**Try it:**
Your task is to repeat the lines below exactly, excluding any pictures they contain.

**Information provided:**
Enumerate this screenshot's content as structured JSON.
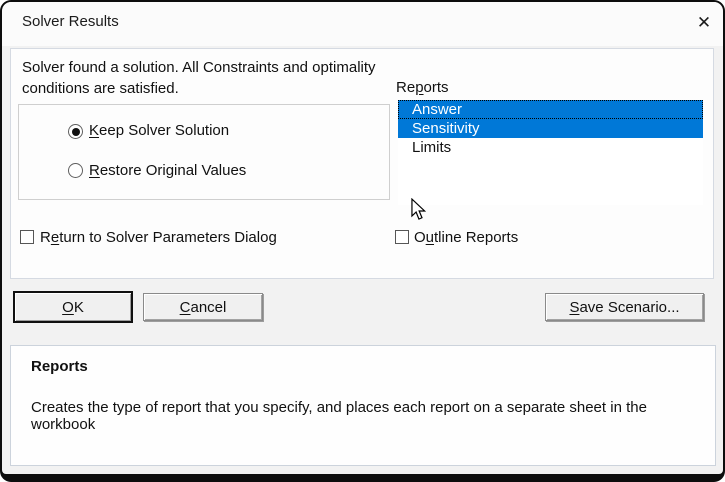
{
  "window": {
    "title": "Solver Results",
    "close_icon": "✕"
  },
  "main": {
    "message": "Solver found a solution.  All Constraints and optimality\nconditions are satisfied.",
    "reports_label": {
      "pre": "Re",
      "key": "p",
      "post": "orts"
    },
    "reports_list": [
      {
        "label": "Answer",
        "selected": true,
        "focused": true
      },
      {
        "label": "Sensitivity",
        "selected": true,
        "focused": false
      },
      {
        "label": "Limits",
        "selected": false,
        "focused": false
      }
    ],
    "radio_group": {
      "keep": {
        "pre": "",
        "key": "K",
        "post": "eep Solver Solution",
        "selected": true
      },
      "restore": {
        "pre": "",
        "key": "R",
        "post": "estore Original Values",
        "selected": false
      }
    },
    "checkbox_return": {
      "pre": "R",
      "key": "e",
      "post": "turn to Solver Parameters Dialog",
      "checked": false
    },
    "checkbox_outline": {
      "pre": "O",
      "key": "u",
      "post": "tline Reports",
      "checked": false
    }
  },
  "buttons": {
    "ok": {
      "pre": "",
      "key": "O",
      "post": "K"
    },
    "cancel": {
      "pre": "",
      "key": "C",
      "post": "ancel"
    },
    "save_scenario": {
      "pre": "",
      "key": "S",
      "post": "ave Scenario..."
    }
  },
  "footer": {
    "heading": "Reports",
    "description": "Creates the type of report that you specify, and places each report on a separate sheet in the workbook"
  },
  "colors": {
    "selection_blue": "#0078d7",
    "dialog_border": "#0d0d0d",
    "panel_background": "#fdfdfd"
  }
}
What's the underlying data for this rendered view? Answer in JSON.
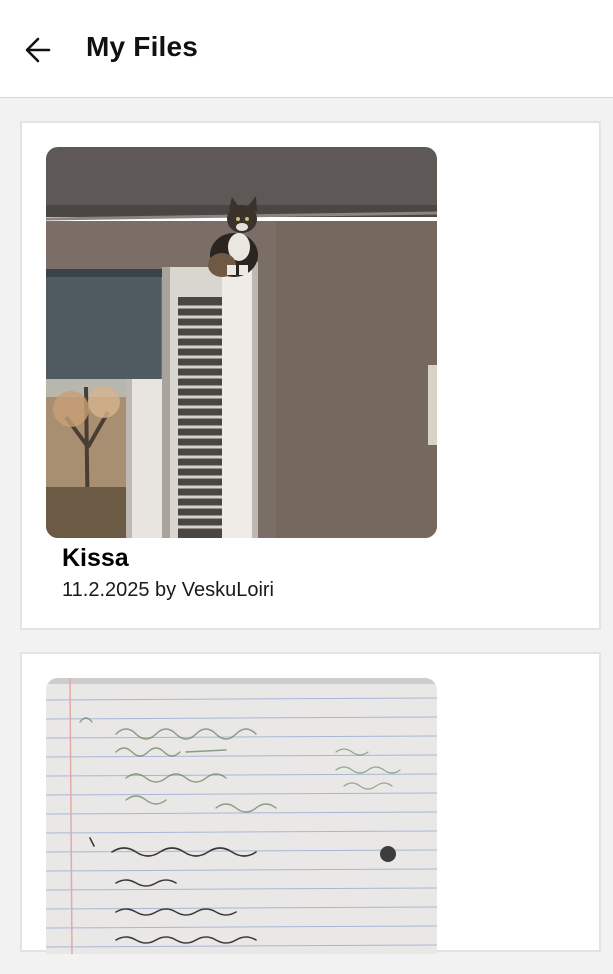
{
  "header": {
    "title": "My Files",
    "back_icon": "arrow-left-icon"
  },
  "files": [
    {
      "name": "Kissa",
      "meta": "11.2.2025 by VeskuLoiri",
      "thumbnail": "photo-cat-on-door"
    },
    {
      "name": "",
      "meta": "",
      "thumbnail": "photo-notebook-page"
    }
  ],
  "colors": {
    "background": "#f2f2f2",
    "surface": "#ffffff",
    "divider": "#d6d6d6"
  }
}
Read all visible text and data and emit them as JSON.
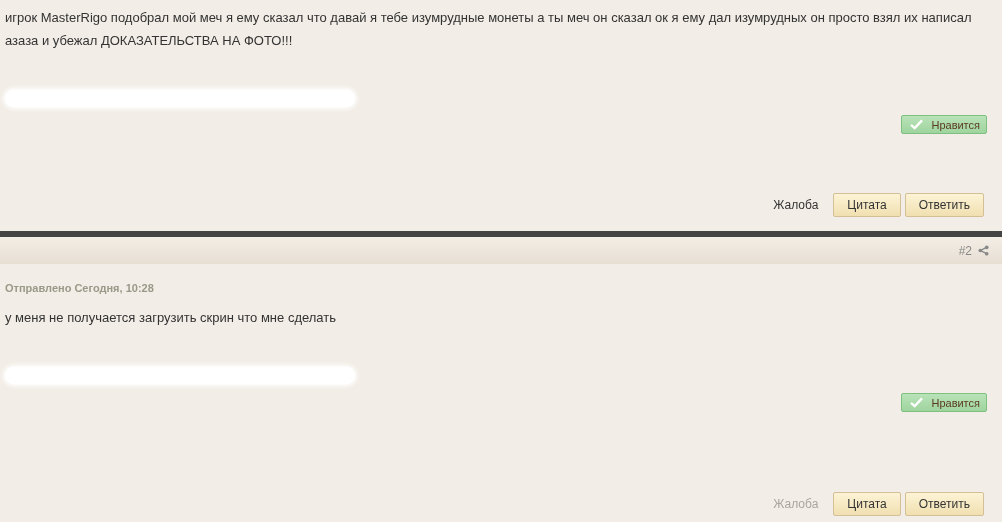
{
  "posts": [
    {
      "text": "игрок MasterRigo подобрал мой меч я ему сказал что давай я тебе изумрудные монеты а ты меч он сказал ок я ему дал изумрудных он просто взял их написал азаза и убежал ДОКАЗАТЕЛЬСТВА НА ФОТО!!!",
      "signature_redacted": true,
      "like": "Нравится",
      "report": {
        "label": "Жалоба",
        "disabled": false
      },
      "quote": "Цитата",
      "reply": "Ответить"
    },
    {
      "header": {
        "number": "#2"
      },
      "meta": "Отправлено Сегодня, 10:28",
      "text": "у меня не получается загрузить скрин что мне сделать",
      "signature_redacted": true,
      "like": "Нравится",
      "report": {
        "label": "Жалоба",
        "disabled": true
      },
      "quote": "Цитата",
      "reply": "Ответить"
    }
  ]
}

**Response for this exercise:**
Enumerate this screenshot's content as structured JSON.
{
  "window": {
    "title": "Solver Results",
    "close_icon": "✕"
  },
  "main": {
    "message": "Solver found a solution.  All Constraints and optimality\nconditions are satisfied.",
    "reports_label": {
      "pre": "Re",
      "key": "p",
      "post": "orts"
    },
    "reports_list": [
      {
        "label": "Answer",
        "selected": true,
        "focused": true
      },
      {
        "label": "Sensitivity",
        "selected": true,
        "focused": false
      },
      {
        "label": "Limits",
        "selected": false,
        "focused": false
      }
    ],
    "radio_group": {
      "keep": {
        "pre": "",
        "key": "K",
        "post": "eep Solver Solution",
        "selected": true
      },
      "restore": {
        "pre": "",
        "key": "R",
        "post": "estore Original Values",
        "selected": false
      }
    },
    "checkbox_return": {
      "pre": "R",
      "key": "e",
      "post": "turn to Solver Parameters Dialog",
      "checked": false
    },
    "checkbox_outline": {
      "pre": "O",
      "key": "u",
      "post": "tline Reports",
      "checked": false
    }
  },
  "buttons": {
    "ok": {
      "pre": "",
      "key": "O",
      "post": "K"
    },
    "cancel": {
      "pre": "",
      "key": "C",
      "post": "ancel"
    },
    "save_scenario": {
      "pre": "",
      "key": "S",
      "post": "ave Scenario..."
    }
  },
  "footer": {
    "heading": "Reports",
    "description": "Creates the type of report that you specify, and places each report on a separate sheet in the workbook"
  },
  "colors": {
    "selection_blue": "#0078d7",
    "dialog_border": "#0d0d0d",
    "panel_background": "#fdfdfd"
  }
}
What's the underlying data for this rendered view? Answer in JSON.
{
  "header": {
    "title": "My Files",
    "back_icon": "arrow-left-icon"
  },
  "files": [
    {
      "name": "Kissa",
      "meta": "11.2.2025 by VeskuLoiri",
      "thumbnail": "photo-cat-on-door"
    },
    {
      "name": "",
      "meta": "",
      "thumbnail": "photo-notebook-page"
    }
  ],
  "colors": {
    "background": "#f2f2f2",
    "surface": "#ffffff",
    "divider": "#d6d6d6"
  }
}
Read all visible text and data and emit them as JSON.
{
  "posts": [
    {
      "text": "игрок MasterRigo подобрал мой меч я ему сказал что давай я тебе изумрудные монеты а ты меч он сказал ок я ему дал изумрудных он просто взял их написал азаза и убежал ДОКАЗАТЕЛЬСТВА НА ФОТО!!!",
      "signature_redacted": true,
      "like": "Нравится",
      "report": {
        "label": "Жалоба",
        "disabled": false
      },
      "quote": "Цитата",
      "reply": "Ответить"
    },
    {
      "header": {
        "number": "#2"
      },
      "meta": "Отправлено Сегодня, 10:28",
      "text": "у меня не получается загрузить скрин что мне сделать",
      "signature_redacted": true,
      "like": "Нравится",
      "report": {
        "label": "Жалоба",
        "disabled": true
      },
      "quote": "Цитата",
      "reply": "Ответить"
    }
  ]
}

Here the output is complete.